The fact that in many states with online charters, large numbers of often needy students have enrolled without advancing has not held DeVos back from supporting the model. (A 2015 study found that students who enrolled in virtual charters in Michigan, Illinois, and Wisconsin did just as well as similar students who stayed in brick-and-mortar schools.) In fact, she appeared to ignore their track records during the confirmation process in January, citing graduation rates provided by a leading charter operator that were far higher — nearly 40 points in one case — than the rates recorded by the schools’ states.

She has long backed the schools, and her former organization has close ties to major virtual school operators, including K12, the one that generated the inflated graduation numbers. In her first week as education secretary, DeVos said, “I expect there will be more virtual schools.”

Correction: An earlier version of this article misstated the location of the dinner.

expansion plans

Here are the next districts where New York City will start offering preschool for 3-year-olds

PHOTO: Christina Veiga
Schools Chancellor Carmen Fariña, left, and Mayor Bill de Blasio, center, visited a "Mommy and Me" class in District 27 in Queens, where the city is set to expand 3-K For All.

New York City officials on Tuesday announced which school districts are next in line for free pre-K for 3-year-olds, identifying East Harlem and the eastern neighborhoods of Queens for expansion of the program.

Building on its popular universal pre-K program for 4-year-olds, the city this year began serving even younger students with “3-K For All” in two high-needs school districts. Mayor Bill de Blasio has said he wants to make 3-K available to every family who wants it by 2021.

“Our education system all over the country had it backwards for too long,” de Blasio said at a press conference. “We are recognizing we have to reach kids younger and more deeply if we’re going to be able to give them the foundation they need.”

But making preschool available to all of the city’s 3-year-olds will require an infusion of $700 million from the state or federal governments. In the meantime, de Blasio said the city can afford to expand to eight districts, at a cost of $180 million of city money a year.
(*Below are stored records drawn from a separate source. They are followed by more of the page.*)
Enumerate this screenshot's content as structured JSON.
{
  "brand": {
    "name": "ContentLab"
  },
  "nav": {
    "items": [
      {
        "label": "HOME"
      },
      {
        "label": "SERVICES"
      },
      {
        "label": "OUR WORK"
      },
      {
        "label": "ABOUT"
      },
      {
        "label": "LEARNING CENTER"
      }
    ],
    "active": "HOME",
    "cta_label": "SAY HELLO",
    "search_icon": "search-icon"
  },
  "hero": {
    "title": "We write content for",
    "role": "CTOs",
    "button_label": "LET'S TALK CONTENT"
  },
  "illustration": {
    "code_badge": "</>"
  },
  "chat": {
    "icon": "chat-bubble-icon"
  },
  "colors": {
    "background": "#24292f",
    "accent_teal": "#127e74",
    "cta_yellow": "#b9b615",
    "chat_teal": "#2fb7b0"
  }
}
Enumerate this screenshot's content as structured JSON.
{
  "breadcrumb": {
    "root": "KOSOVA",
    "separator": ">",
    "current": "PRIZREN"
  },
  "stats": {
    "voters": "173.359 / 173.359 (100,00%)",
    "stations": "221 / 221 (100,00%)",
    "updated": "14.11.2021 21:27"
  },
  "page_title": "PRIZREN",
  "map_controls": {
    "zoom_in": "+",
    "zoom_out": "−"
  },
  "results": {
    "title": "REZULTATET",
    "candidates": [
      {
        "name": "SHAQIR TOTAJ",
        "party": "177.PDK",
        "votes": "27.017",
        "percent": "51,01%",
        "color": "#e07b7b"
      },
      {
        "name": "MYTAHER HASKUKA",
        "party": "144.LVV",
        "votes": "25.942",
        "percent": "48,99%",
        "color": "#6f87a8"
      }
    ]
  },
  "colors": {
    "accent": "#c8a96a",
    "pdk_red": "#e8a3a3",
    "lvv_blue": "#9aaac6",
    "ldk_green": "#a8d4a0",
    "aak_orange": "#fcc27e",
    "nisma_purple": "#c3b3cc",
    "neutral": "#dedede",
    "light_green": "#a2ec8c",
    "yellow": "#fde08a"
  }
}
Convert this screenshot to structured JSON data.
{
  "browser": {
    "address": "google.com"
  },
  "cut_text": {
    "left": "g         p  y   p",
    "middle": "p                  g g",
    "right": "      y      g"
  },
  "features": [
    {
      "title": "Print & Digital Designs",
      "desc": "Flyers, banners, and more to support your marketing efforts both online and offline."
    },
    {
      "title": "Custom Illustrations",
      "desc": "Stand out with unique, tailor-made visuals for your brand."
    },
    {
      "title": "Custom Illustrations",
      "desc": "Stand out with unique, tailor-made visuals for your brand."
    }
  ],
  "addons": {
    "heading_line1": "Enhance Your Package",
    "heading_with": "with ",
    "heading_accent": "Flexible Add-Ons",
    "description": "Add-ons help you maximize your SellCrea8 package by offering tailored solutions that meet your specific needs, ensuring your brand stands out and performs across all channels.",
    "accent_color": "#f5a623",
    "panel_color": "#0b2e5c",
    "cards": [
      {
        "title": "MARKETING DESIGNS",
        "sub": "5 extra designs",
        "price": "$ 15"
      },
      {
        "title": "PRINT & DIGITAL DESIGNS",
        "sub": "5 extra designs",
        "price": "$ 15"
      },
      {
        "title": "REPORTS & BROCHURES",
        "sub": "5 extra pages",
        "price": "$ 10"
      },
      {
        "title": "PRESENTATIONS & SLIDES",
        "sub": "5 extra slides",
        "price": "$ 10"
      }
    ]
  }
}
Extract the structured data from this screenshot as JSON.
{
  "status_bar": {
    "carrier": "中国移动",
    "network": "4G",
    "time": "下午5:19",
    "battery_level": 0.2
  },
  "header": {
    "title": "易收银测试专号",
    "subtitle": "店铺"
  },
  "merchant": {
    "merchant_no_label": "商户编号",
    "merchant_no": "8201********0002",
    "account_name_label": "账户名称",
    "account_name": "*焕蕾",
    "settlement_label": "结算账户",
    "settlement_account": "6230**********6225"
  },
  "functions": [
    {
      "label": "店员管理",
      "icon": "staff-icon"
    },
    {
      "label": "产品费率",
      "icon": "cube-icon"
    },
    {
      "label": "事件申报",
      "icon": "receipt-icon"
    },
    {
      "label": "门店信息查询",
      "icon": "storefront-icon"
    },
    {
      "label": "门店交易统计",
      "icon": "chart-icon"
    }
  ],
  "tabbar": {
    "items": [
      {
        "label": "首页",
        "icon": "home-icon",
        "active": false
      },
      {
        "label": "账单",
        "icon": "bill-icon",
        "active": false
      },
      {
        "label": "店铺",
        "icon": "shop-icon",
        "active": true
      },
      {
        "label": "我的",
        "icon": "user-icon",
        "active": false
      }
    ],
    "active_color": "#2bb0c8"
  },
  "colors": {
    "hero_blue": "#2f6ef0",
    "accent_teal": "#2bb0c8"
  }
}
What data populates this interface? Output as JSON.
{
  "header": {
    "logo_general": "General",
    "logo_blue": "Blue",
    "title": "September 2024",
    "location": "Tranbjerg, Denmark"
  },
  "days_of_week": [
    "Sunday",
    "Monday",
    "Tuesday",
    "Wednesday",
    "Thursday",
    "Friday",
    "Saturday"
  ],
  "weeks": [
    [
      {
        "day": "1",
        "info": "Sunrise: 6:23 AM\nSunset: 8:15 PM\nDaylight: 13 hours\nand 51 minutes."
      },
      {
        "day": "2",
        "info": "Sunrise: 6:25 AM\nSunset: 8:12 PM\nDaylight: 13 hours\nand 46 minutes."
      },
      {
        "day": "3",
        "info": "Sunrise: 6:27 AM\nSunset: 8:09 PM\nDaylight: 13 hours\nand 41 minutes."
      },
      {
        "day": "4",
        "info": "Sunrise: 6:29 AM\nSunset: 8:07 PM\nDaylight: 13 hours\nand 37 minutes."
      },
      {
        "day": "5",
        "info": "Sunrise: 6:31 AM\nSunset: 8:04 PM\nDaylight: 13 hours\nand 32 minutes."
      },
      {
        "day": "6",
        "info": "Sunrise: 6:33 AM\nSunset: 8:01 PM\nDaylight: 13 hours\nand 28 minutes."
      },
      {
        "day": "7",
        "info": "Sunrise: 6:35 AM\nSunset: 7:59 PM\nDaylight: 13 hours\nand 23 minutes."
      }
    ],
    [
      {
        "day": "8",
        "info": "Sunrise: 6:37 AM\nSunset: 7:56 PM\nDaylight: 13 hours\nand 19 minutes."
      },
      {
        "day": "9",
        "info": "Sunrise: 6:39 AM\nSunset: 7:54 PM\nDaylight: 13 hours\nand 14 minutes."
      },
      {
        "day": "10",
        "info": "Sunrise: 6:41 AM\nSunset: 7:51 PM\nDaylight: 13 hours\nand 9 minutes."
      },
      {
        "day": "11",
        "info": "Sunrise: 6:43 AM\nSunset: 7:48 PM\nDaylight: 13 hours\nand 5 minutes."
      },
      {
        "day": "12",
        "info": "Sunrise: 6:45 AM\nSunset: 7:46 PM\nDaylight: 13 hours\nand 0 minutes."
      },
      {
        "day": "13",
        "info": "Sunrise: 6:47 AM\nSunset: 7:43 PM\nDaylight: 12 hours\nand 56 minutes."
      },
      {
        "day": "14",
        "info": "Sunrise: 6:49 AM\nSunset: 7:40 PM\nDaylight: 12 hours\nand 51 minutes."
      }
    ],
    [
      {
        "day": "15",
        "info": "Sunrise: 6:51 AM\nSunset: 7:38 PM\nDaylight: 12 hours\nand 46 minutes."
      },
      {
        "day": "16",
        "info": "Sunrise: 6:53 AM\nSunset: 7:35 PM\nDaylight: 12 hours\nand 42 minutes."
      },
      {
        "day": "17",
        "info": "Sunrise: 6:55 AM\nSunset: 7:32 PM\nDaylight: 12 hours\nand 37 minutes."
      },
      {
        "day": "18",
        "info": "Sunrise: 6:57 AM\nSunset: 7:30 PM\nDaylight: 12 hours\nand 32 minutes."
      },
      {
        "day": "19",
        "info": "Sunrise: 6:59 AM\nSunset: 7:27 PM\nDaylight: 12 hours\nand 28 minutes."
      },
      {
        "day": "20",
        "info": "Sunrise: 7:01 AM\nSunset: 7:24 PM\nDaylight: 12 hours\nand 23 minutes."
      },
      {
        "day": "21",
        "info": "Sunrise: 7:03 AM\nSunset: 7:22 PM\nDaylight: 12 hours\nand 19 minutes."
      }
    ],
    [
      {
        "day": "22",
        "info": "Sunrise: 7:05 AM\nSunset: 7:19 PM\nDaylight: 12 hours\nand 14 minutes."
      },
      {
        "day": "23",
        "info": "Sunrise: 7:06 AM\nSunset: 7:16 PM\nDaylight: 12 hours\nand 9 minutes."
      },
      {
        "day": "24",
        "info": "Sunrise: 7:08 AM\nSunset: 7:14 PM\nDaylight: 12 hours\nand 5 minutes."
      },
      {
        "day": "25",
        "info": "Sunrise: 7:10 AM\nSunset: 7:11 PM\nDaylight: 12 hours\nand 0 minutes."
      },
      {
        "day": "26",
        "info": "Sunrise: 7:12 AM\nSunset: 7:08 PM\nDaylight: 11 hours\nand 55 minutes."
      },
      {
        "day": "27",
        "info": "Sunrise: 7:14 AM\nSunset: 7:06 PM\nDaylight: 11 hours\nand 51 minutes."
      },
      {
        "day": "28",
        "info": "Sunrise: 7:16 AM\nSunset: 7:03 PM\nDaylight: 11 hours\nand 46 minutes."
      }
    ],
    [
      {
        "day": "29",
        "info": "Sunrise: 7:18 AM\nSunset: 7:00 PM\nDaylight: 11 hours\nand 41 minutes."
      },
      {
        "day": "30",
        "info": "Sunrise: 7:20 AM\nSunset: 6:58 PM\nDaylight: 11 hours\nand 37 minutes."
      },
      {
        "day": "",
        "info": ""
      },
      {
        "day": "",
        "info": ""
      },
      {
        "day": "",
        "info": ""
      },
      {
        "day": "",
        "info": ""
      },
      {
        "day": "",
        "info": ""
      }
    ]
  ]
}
Funding isn’t the only obstacle the city faces to make 3-K available universally. De Blasio warned that finding the room for an estimated 60,000 students will be a challenge. Space constraints were a major factor in picking the next districts for expansion, he said.

“I have to tell you, this will take a lot of work,” he said, calling it “even harder” than the breakneck rollout of pre-K for all 4-year-olds. “We’re building something brand new.”

De Blasio, a Democrat who is running for re-election in November, has made expansion of early childhood education a cornerstone of his administration. The city kicked off its efforts this September in District 7 in the South Bronx, and District 23 in Brownsville, Brooklyn. More than 2,000 families applied for those seats, and 84 percent of those living in the pilot districts got an offer for enrollment, according to city figures.

According to the timeline released Thursday, the rollout will continue next school year in District 4 in Manhattan, which includes East Harlem; and District 27 in Queens, which includes Broad Channel, Howard Beach, Ozone Park and Rockaways.

By the 2019 – 2020 school year, the city plans to launch 3-K in the Bronx’s District 9, which includes the Grand Concourse, Highbridge and Morrisania neighborhoods; and District 31, which spans all of Staten Island.

The 2020 – 2021 school year would see the addition of District 19 in Brooklyn, which includes East New York; and District 29 in Queens, which includes Cambria Heights, Hollis, Laurelton, Queens Village, Springfield Gardens and St. Albans.

With all those districts up and running, the city expects to serve 15,000 students.

Admission to the city’s pre-K programs is determined by lottery. Families don’t have to live in the district where 3-K is being offered to apply for a seat, though preference will be given to students who do. With every expansion, the city expects it will take two years for each district to have enough seats for every district family who wants one.